    I don’t. I just ... don’t. I assume 500 attempts for the initial projection and change the attempts total in-season to account for actual play time. The rates take care of the rest.

    The reason? I don’t care about how the projections turn out for guys who don’t play. I’m projecting what I think will happen if a guy does play. This complicates the concept. I have, for example, over 40 full-season projections. This is not because I believe 40 guys will be qualified passers. Far from it. It’s because if a likely backup does end up taking over a starter’s role and getting significant numbers, I want to have a projection available to compare against him. So, Mark Sanchez might start 16 games, or Geno Smith might start 12. I will be prepared for both of these events, and the ones that don’t happen are irrelevant. I don’t have a projection here for two-start Mark Sanchez. If Mark Sanchez only gets two starts, he’s irrelevant.

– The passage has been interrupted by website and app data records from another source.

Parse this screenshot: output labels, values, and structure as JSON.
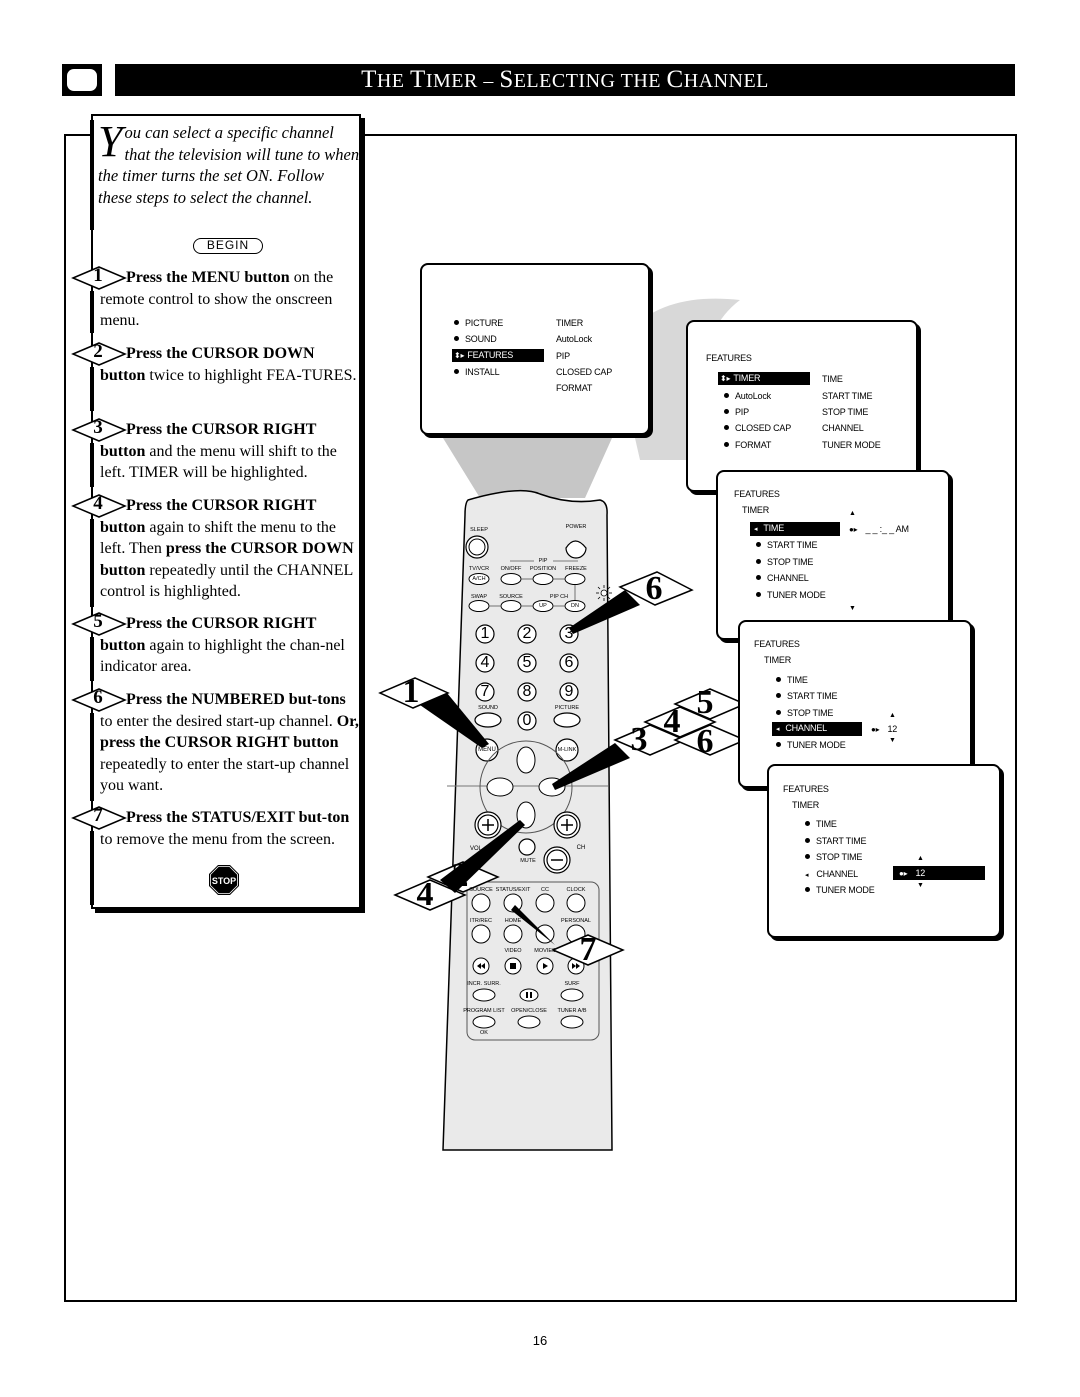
{
  "header": {
    "title_parts": [
      {
        "cap": "T",
        "rest": "HE "
      },
      {
        "cap": "T",
        "rest": "IMER – "
      },
      {
        "cap": "S",
        "rest": "ELECTING THE "
      },
      {
        "cap": "C",
        "rest": "HANNEL"
      }
    ]
  },
  "intro": {
    "drop_cap": "Y",
    "text": "ou can select a specific channel that the television will tune to when the timer turns the set ON. Follow these steps to select the channel."
  },
  "begin_label": "BEGIN",
  "steps": [
    {
      "num": "1",
      "bold": "Press the MENU button",
      "rest": " on the remote control to show the onscreen menu."
    },
    {
      "num": "2",
      "bold": "Press the CURSOR DOWN button",
      "rest": " twice to highlight FEA-TURES."
    },
    {
      "num": "3",
      "bold": "Press the CURSOR RIGHT button",
      "rest": " and the menu will shift to the left. TIMER will be highlighted."
    },
    {
      "num": "4",
      "bold": "Press the CURSOR RIGHT button",
      "rest": " again to shift the menu to the left. Then ",
      "bold2": "press the CURSOR DOWN button",
      "rest2": " repeatedly until the CHANNEL control is highlighted."
    },
    {
      "num": "5",
      "bold": "Press the CURSOR RIGHT button",
      "rest": " again to highlight the chan-nel indicator area."
    },
    {
      "num": "6",
      "bold": "Press the NUMBERED but-tons",
      "rest": " to enter the desired start-up channel.   ",
      "bold2": "Or, press the CURSOR RIGHT button",
      "rest2": " repeatedly to enter the start-up channel you want."
    },
    {
      "num": "7",
      "bold": "Press the STATUS/EXIT but-ton",
      "rest": " to remove the menu from the screen."
    }
  ],
  "stop_label": "STOP",
  "screens": {
    "main_menu": {
      "left": [
        "PICTURE",
        "SOUND",
        "FEATURES",
        "INSTALL"
      ],
      "highlighted": "FEATURES",
      "right": [
        "TIMER",
        "AutoLock",
        "PIP",
        "CLOSED CAP",
        "FORMAT"
      ]
    },
    "features_menu": {
      "header": "FEATURES",
      "left": [
        "TIMER",
        "AutoLock",
        "PIP",
        "CLOSED CAP",
        "FORMAT"
      ],
      "highlighted": "TIMER",
      "right": [
        "TIME",
        "START TIME",
        "STOP TIME",
        "CHANNEL",
        "TUNER MODE"
      ]
    },
    "timer_menu": {
      "header": "FEATURES",
      "sub": "TIMER",
      "items": [
        "TIME",
        "START TIME",
        "STOP TIME",
        "CHANNEL",
        "TUNER MODE"
      ],
      "highlighted": "TIME",
      "value": "_ _ :_ _  AM"
    },
    "timer_channel": {
      "header": "FEATURES",
      "sub": "TIMER",
      "items": [
        "TIME",
        "START TIME",
        "STOP TIME",
        "CHANNEL",
        "TUNER MODE"
      ],
      "highlighted": "CHANNEL",
      "value": "12"
    },
    "timer_channel_value": {
      "header": "FEATURES",
      "sub": "TIMER",
      "items": [
        "TIME",
        "START TIME",
        "STOP TIME",
        "CHANNEL",
        "TUNER MODE"
      ],
      "highlighted_value": "12"
    }
  },
  "remote": {
    "labels": {
      "sleep": "SLEEP",
      "power": "POWER",
      "pip": "PIP",
      "tvvcr": "TV/VCR",
      "onoff": "ON/OFF",
      "position": "POSITION",
      "freeze": "FREEZE",
      "ach": "A/CH",
      "swap": "SWAP",
      "source": "SOURCE",
      "pipch": "PIP CH",
      "up": "UP",
      "dn": "DN",
      "sound": "SOUND",
      "picture": "PICTURE",
      "menu": "MENU",
      "mlink": "M-LINK",
      "vol": "VOL",
      "ch": "CH",
      "mute": "MUTE",
      "source2": "SOURCE",
      "status": "STATUS/EXIT",
      "cc": "CC",
      "clock": "CLOCK",
      "itr": "ITR/REC",
      "home": "HOME",
      "personal": "PERSONAL",
      "video": "VIDEO",
      "movies": "MOVIES",
      "incr": "INCR. SURR.",
      "surf": "SURF",
      "proglist": "PROGRAM LIST",
      "openclose": "OPEN/CLOSE",
      "tunerab": "TUNER A/B",
      "ok": "OK"
    },
    "digits": [
      "1",
      "2",
      "3",
      "4",
      "5",
      "6",
      "7",
      "8",
      "9",
      "0"
    ]
  },
  "step_markers": [
    "1",
    "2",
    "3",
    "4",
    "5",
    "6",
    "6",
    "4",
    "7"
  ],
  "page_number": "16"
}
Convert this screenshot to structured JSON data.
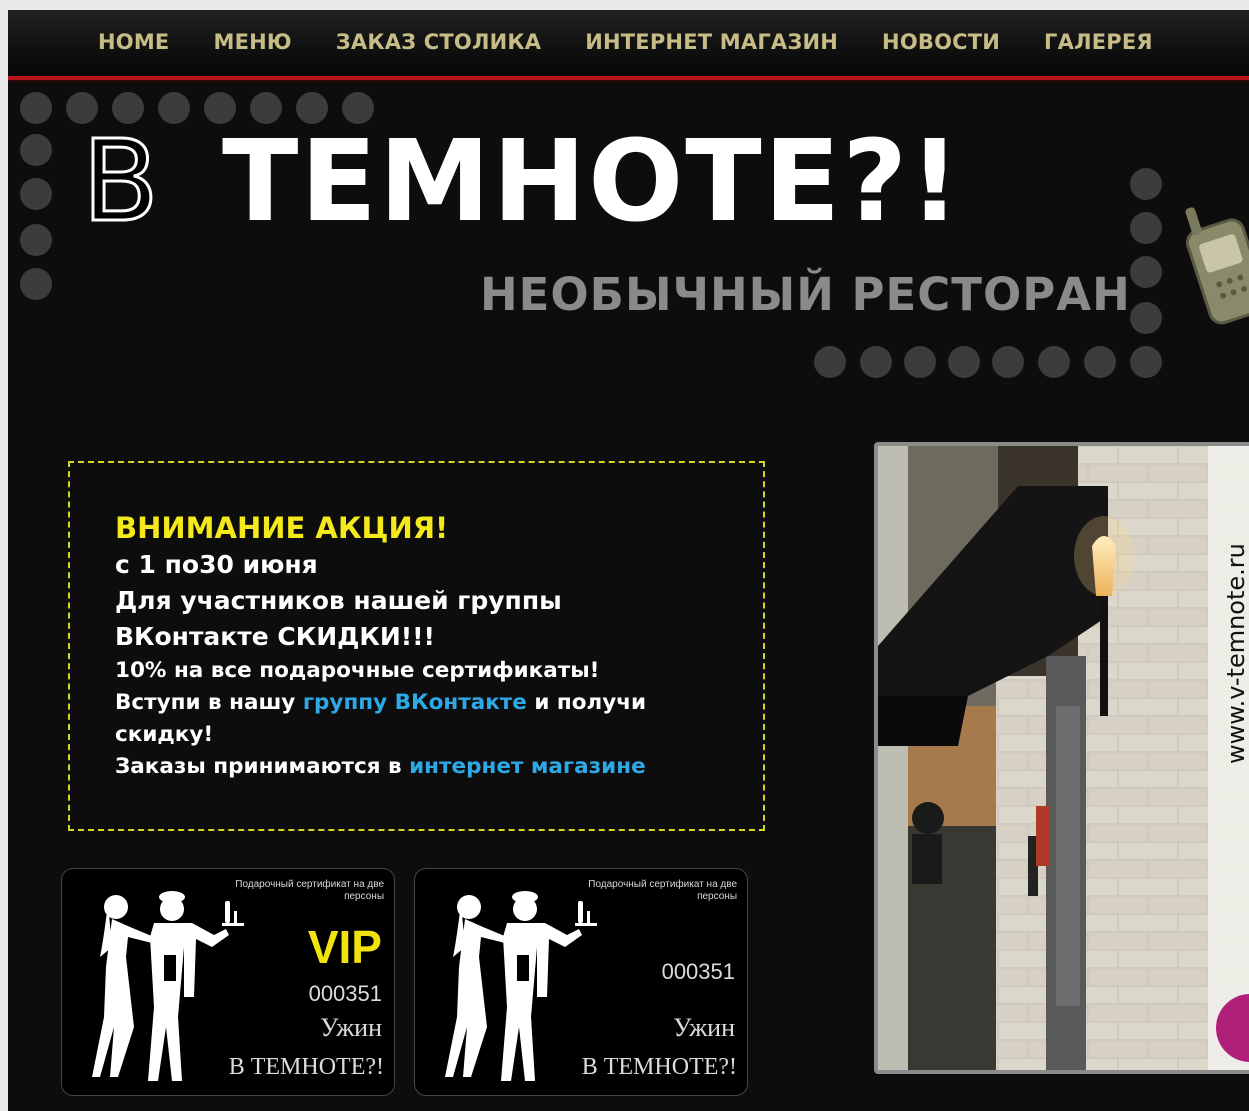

    But I’m prepared for the possibility that Mark Sanchez will not be irrelevant. That’s how prepared I am!

    There’s another way that this complicates the concept, and this is important: I have projections for all the rookies through round 4. Some of these guys will not play. Some of these guys will play a little and be terrible. The projection, though, is interested in players who get to play a lot, and it now officially assumes that a rookie who plays a lot generally has something of a floor to how bad he can be. Because if (guy you hate) is as terrible as you think he’s going to be, he’s not going to play enough to qualify (except in extreme first-overall-pick situations like Alex Smith and JaMarcus Russell). And if he doesn’t play enough to qualify, he’s irrelevant to the system. So the system assumes that if he qualifies, he’s, at a minimum, good enough to qualify. Circular, no?

    That level of good doesn’t need to be very good, as Mark Sanchez has proven often enough. But it does need to be reasonably better than total crap.
  7. So, wait. What happens to the projections you have for guys who don’t end up qualifying?
    They disappear. They don’t matter. I’m not projecting play time. I’m projecting performance in the event of play time. Play time is a pre-condition for the projection to be meaningful.
  8. Doesn’t that seem a little disingenuous?
    Maybe. I’ll cop to that readily. But I’ll also say this: The entire concept -- the seed that this system grew out of -- was the idea that quarterbacks are projectable given ample samples. A projection that only plays out over the course of 50 attempts is going to have such a large margin of error to render it meaningless. And I’m interested in meaning.
  9. I guess that’s fair.
    Not really a question there, but thanks.

And if you’ve come with me this far, thanks for reading. I’ll leave you as I started you, in Statistics Park.

After a harrowing night in which many cliche-spouting pseudo-analysts were lost to the vicious jaws of the terrible statisaurs that broke loose the evening before, our hero emerges unscathed. That is, unscathed physically, minus a few scratches. The truth is, he’ll never fully recover from the trauma of those events, but at least he made it out alive... for now.